Like many refugees, he departed Eritrea with limited knowledge of the journey which lay ahead of him. He left with the aim of getting to Khartoum, the major launch pad for refugees from the Horn of Africa heading to Europe via the Mediterranean. In Khartoum, Abraham, just like many others, would work to earn some money that would finance the journey.
While in Sudan, he heard of all the terrible things that befall those embarking for Europe via the Mediterranean. So he decided to try and make enough money to buy a passport in the black market which would subsequently enable him fly to Europe.

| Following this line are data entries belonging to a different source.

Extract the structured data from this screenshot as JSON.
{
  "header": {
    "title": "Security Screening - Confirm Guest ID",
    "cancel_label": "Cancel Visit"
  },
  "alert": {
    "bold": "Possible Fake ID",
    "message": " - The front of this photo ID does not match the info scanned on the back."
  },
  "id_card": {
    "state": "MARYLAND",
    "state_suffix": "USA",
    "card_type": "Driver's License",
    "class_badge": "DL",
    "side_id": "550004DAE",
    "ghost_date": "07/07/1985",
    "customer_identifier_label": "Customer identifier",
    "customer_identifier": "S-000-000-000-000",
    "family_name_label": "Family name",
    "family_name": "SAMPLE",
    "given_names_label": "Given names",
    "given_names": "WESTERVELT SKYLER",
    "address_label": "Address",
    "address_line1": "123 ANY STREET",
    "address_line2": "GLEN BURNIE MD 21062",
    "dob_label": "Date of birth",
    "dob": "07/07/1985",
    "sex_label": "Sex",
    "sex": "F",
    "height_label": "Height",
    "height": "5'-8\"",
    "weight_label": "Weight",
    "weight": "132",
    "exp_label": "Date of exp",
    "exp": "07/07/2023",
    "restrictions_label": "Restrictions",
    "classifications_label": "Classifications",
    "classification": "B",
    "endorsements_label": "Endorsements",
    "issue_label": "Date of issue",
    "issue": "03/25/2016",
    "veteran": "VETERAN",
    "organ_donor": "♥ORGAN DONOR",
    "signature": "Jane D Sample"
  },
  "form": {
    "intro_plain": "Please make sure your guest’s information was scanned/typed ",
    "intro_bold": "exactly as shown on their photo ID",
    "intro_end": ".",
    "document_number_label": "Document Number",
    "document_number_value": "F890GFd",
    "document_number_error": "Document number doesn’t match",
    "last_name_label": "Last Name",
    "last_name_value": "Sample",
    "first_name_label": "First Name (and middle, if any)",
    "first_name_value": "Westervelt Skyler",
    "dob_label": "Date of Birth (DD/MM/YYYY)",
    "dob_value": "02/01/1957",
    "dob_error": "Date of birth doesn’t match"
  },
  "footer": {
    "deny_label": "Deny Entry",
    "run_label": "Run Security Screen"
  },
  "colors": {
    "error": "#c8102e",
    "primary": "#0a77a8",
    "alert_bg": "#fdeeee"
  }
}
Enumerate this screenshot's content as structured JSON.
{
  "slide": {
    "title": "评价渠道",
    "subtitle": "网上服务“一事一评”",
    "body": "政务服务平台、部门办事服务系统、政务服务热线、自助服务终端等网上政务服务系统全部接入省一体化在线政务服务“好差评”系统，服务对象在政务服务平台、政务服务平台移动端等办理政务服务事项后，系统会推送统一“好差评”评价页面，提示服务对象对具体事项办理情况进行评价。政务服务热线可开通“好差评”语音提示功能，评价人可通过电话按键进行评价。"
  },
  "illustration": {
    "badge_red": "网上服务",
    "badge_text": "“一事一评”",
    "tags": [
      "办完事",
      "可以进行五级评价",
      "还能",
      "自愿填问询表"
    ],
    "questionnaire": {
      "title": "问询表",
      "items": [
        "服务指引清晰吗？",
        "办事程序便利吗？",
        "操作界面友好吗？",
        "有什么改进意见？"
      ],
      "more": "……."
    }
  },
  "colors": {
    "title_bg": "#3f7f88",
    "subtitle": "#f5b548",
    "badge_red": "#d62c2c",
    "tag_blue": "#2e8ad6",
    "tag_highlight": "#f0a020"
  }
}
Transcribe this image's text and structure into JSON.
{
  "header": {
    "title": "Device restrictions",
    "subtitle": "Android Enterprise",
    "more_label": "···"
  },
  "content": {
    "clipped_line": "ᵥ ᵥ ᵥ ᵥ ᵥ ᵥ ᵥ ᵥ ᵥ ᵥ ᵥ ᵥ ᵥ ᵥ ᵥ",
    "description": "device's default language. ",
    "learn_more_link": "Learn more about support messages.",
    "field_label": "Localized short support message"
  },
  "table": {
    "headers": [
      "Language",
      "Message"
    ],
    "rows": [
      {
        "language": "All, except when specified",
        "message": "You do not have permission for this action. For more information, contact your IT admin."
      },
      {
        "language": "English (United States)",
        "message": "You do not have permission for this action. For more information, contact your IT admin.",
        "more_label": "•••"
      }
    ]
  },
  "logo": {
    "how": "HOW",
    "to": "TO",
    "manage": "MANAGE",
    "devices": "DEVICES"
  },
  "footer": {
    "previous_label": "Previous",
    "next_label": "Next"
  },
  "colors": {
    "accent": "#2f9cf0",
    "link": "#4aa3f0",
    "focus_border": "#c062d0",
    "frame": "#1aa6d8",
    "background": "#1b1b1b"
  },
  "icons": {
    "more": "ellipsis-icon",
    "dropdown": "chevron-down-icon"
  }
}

This, unfortunately, was not to be.
“My plan was to save money and leave Sudan in a safe way by plane,” says Abraham. “I was afraid of taking the Libyan route.” “But I was forced to change my plans… because my brother came from Eritrea,” he explains.
Watch Abraham recount his journey from Eritrea:
“I had imagined the desert would be difficult to some extent,” says Abraham. “But I never thought it would be that challenging.”
Packed into overcrowded pick-up trucks, Abraham, together with many others, was transported across the Sahara desert in Sudan and Libya.
“Throughout the journey we would fall off the trucks and have to run to catch up with them,” he remembers.
After seven days of driving, the Sudanese smugglers handed them over to the Libyans and that’s when all the suffering started.
“Once in Libya, one has to come to Europe,” says Abraham. “There is no other choice.”